An indepentdent school IT director from CT,  Lorri Caroll is another educator who blogs. I also found her through twitter as I continue to try to grow my professional learning network. I’d recommended reading her blog from time to time as she has some amazing insights. She also runs the weekly #isedchat on twitter every Thursday 6pm on twitter. Her recent blog post titld 5 Awesome things I did for PD this Summer inspired me to do the same.

If you want kids to be life-long learners, I believe you have to model it yourself. Summer is a great time for relaxation, but I also managed to find some good PD in that time.

1. Taught summer school. I’ve read about problem/project based learning, 90 minute class periods, multi-aged classes and such, but never tried it. So I took a three week teaching gig with the Summe Institute for the Gifted and boy, did I learn a lot. Some of which I’m going to try and incorporate in my classroom this school year.

2. Attended the ISTE conference. I was blown away by the shear size of it, let a lone the incredible amount of learning that took place.

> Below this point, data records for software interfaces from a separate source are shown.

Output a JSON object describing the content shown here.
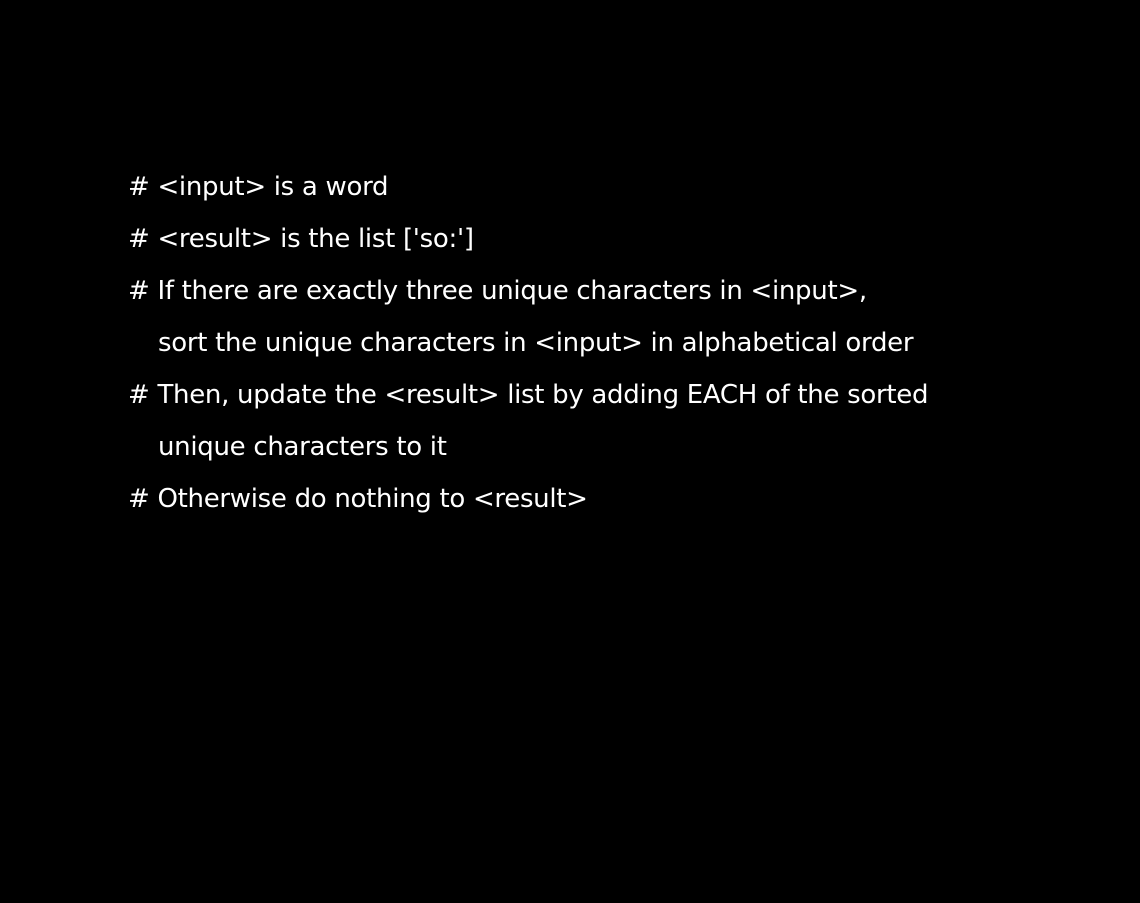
{
  "lines": [
    {
      "text": "# <input> is a word"
    },
    {
      "text": "# <result> is the list ['so:']"
    },
    {
      "text": "# If there are exactly three unique characters in <input>,"
    },
    {
      "text": "sort the unique characters in <input> in alphabetical order"
    },
    {
      "text": "# Then, update the <result> list by adding EACH of the sorted"
    },
    {
      "text": "unique characters to it"
    },
    {
      "text": "# Otherwise do nothing to <result>"
    }
  ],
  "colors": {
    "background": "#000000",
    "text": "#ffffff"
  }
}
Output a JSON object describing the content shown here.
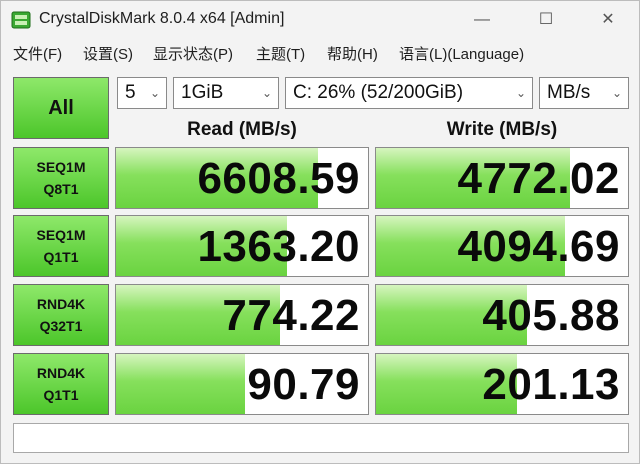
{
  "window": {
    "title": "CrystalDiskMark 8.0.4 x64 [Admin]",
    "controls": {
      "minimize": "—",
      "maximize": "☐",
      "close": "✕"
    }
  },
  "menu": [
    "文件(F)",
    "设置(S)",
    "显示状态(P)",
    "主题(T)",
    "帮助(H)",
    "语言(L)(Language)"
  ],
  "controls": {
    "all_label": "All",
    "count": "5",
    "size": "1GiB",
    "drive": "C: 26% (52/200GiB)",
    "unit": "MB/s"
  },
  "headers": {
    "read": "Read (MB/s)",
    "write": "Write (MB/s)"
  },
  "tests": [
    {
      "line1": "SEQ1M",
      "line2": "Q8T1",
      "read": "6608.59",
      "write": "4772.02",
      "read_fill": 0.8,
      "write_fill": 0.77
    },
    {
      "line1": "SEQ1M",
      "line2": "Q1T1",
      "read": "1363.20",
      "write": "4094.69",
      "read_fill": 0.68,
      "write_fill": 0.75
    },
    {
      "line1": "RND4K",
      "line2": "Q32T1",
      "read": "774.22",
      "write": "405.88",
      "read_fill": 0.65,
      "write_fill": 0.6
    },
    {
      "line1": "RND4K",
      "line2": "Q1T1",
      "read": "90.79",
      "write": "201.13",
      "read_fill": 0.51,
      "write_fill": 0.56
    }
  ],
  "status_text": "",
  "colors": {
    "bar_green": "#6ad340",
    "button_green": "#4cc62a"
  }
}
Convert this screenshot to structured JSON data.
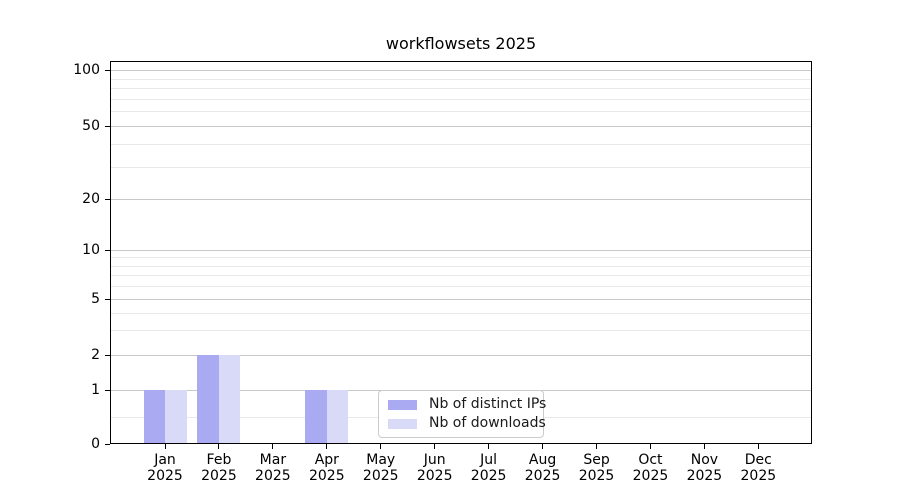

3. Participated in our school’s Summer Plannng Institute. It was incredible. Change is hard, but I believe our school, through this institute hit critical mass interms of developing a culture of professional learners who share, are clear, trust one another, and want to get better all the time. I love it!

4. Read A New Culture of Learning which is one I highly recommend (it reframes how one might look at things). Short easy read, but powerful insights. Partook in the twitter book club for this book, and looking forward to a follow up webinar by the author.

5. Learning how to use social media responsibly. The riots in London last week were sobering, but a good reminder about how we need to teach responsible use to our children. How can we do this if we don’t engage in social media, blogging, etc. ourselves. A silly post I made had almost 15,000 hits. Then I got a call from cnn.com for an interview. I said yes, because even if they misquoted me to sound ridiculous. I would have learned something. I think I played it too safe. They did not use any of our conversation. Still a good learning experience.

But wait… there’s more. Maybe another time.